MT: How long has it taken to get the truck to where it is today?Jimmy: I've been working on the truck now for about a year and a half.
MT: Is there anything else you'd like to do to the truck?Jimmy: We're definitely going to go back and duplicate the graphics under the hood.
MT: How often do you drive the truck?Jimmy: I was driving it every day, but I'm starting to get paranoid about taking it out for any other reasons than special occasions.
MT: Last question. What is the biggest award you've received from showing your truck?Jimmy: Getting the cover of Mini Truckin'! Need I say more?
MT: Thanks, bro, you have a great-looking truck!Jimmy: No problem. Thanks.
The LowdownWheels/Tires 20x8.5-inch Hp Onyx wheels with 245/35ZR20 Nitto tires
Suspension Airbagged at AutoWerks using 2500-and 2600-pound Firestone airbags. Up front, Chassis Tech spindles were used, along with Toxic shocks and DJM lower control arms. Once the firewall was tubbed, the truck lays frame with up to a 20-inch wheel/tire combo.
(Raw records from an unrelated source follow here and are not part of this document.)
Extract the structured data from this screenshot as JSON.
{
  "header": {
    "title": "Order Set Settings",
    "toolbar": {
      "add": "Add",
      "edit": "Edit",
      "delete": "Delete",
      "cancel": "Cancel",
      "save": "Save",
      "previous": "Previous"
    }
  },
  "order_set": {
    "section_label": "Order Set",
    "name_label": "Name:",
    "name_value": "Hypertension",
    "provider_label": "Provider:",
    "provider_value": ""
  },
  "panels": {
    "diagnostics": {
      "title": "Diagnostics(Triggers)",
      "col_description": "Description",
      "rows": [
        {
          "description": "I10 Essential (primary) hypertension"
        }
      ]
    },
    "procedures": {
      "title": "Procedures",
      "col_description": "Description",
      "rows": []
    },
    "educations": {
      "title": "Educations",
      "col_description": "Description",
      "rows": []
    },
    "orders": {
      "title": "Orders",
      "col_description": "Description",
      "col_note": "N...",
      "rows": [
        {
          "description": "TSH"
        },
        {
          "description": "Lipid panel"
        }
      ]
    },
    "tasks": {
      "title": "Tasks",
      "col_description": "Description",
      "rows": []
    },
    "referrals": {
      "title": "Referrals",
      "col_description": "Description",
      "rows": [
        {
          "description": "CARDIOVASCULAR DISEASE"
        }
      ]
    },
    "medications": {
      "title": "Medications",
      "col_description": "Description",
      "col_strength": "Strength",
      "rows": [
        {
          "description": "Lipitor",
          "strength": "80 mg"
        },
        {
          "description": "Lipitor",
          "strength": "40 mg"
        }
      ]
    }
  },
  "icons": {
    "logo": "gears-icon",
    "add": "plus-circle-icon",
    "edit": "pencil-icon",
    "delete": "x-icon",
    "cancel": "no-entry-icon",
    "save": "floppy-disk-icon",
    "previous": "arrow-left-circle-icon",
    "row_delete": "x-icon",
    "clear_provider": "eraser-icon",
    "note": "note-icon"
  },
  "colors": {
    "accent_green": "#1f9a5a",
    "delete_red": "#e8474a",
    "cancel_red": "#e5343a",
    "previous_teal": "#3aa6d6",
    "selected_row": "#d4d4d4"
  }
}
In the rear, a Chassis Engineering ladder bar setup was used, along with a diagonal Panhard-style link.
Chassis The truck's frame was made to allow a huge wheel and tire to sit within its confines by a notch built by Robert Smith and installed by Jimmy Boykin. In the bed, through a custom sheetmetal bed floor, the crossmember has been cut out of plate steel in the shape of tribal flames.
Engine/transmission Equipped with an '85 1.1L Mazda RX-7 rotary engine and a '91 Mazda RX-7 transmission. The engine was painted using Harlequin paint for show appeal. The truck's exhaust is composed of 2-1/2-inch tubing that's downsized to 2-inch, and uses a polished stainless steel Magnaflow Muffler. Columbus Custom Exhaust built the truck's exhaust system, but Robert Smith made the truck's custom exhaust tips.
Interior Smoothing and painting made a huge difference in the truck's stock dash. A set of Auto Meter gauges was installed for simple readout of the truck's running statistics. Original bucket seats were reupholstered without their headrests to clean up the interior even more, and with a bit of color bought in from the exterior graphics, a very clean interior was created. Sound comes from an Alpine head unit, and an MA Audio monitor resides center stage in the dash.
Body Modifications '00 Nissan Frontier front end with shaved everything, including the rooflines in the truck's cab. The only thing we can think of that wasn't shaved is the truck's bodyline and even that was modified to make the Frontier front end work with the Hardbody doors and bed of the truck. The rear of the Nissan has been outfitted with LED taillights and turn signals for a stealthy look.
Paint/Graphics Painted at AutoWerks. Forty-five different hues of House of Kolors paint were used to paint the truck. In all, the truck's wicked paint scheme took about 160 hours.
Special Thanks To: John Gamache from PTAP for helping with all accessories, wheels, tires, and airbag parts; William Boswell for his never-faltering talent and dedication to the shop; Robert Battle for helping with the engine swap and helping to run the shop; Robert Smith for all his crazy fabricated parts; Mike Mock at the Parker Store who helped with all the stainless air lines and Parker Gold valves; Ant Prater, who cleared the truck at 3 a.m. Thursday before NOPI, even though he had to work the next day at 7 a.m.; Robert Cunningham, who Jimmy tricked into wiring up the truck with the Painless wiring harness; Steve Boykin (Jimmy's father), who helped Jimmy buy the truck because of the potential he saw in AutoWerks and in Jimmy; and Mack Folds, Tommy Miller, Justin Shepard, and Jimmy's wife Shannon and daughter Alley for having to deal with never seeing Jimmy because he's home late and up early everyday.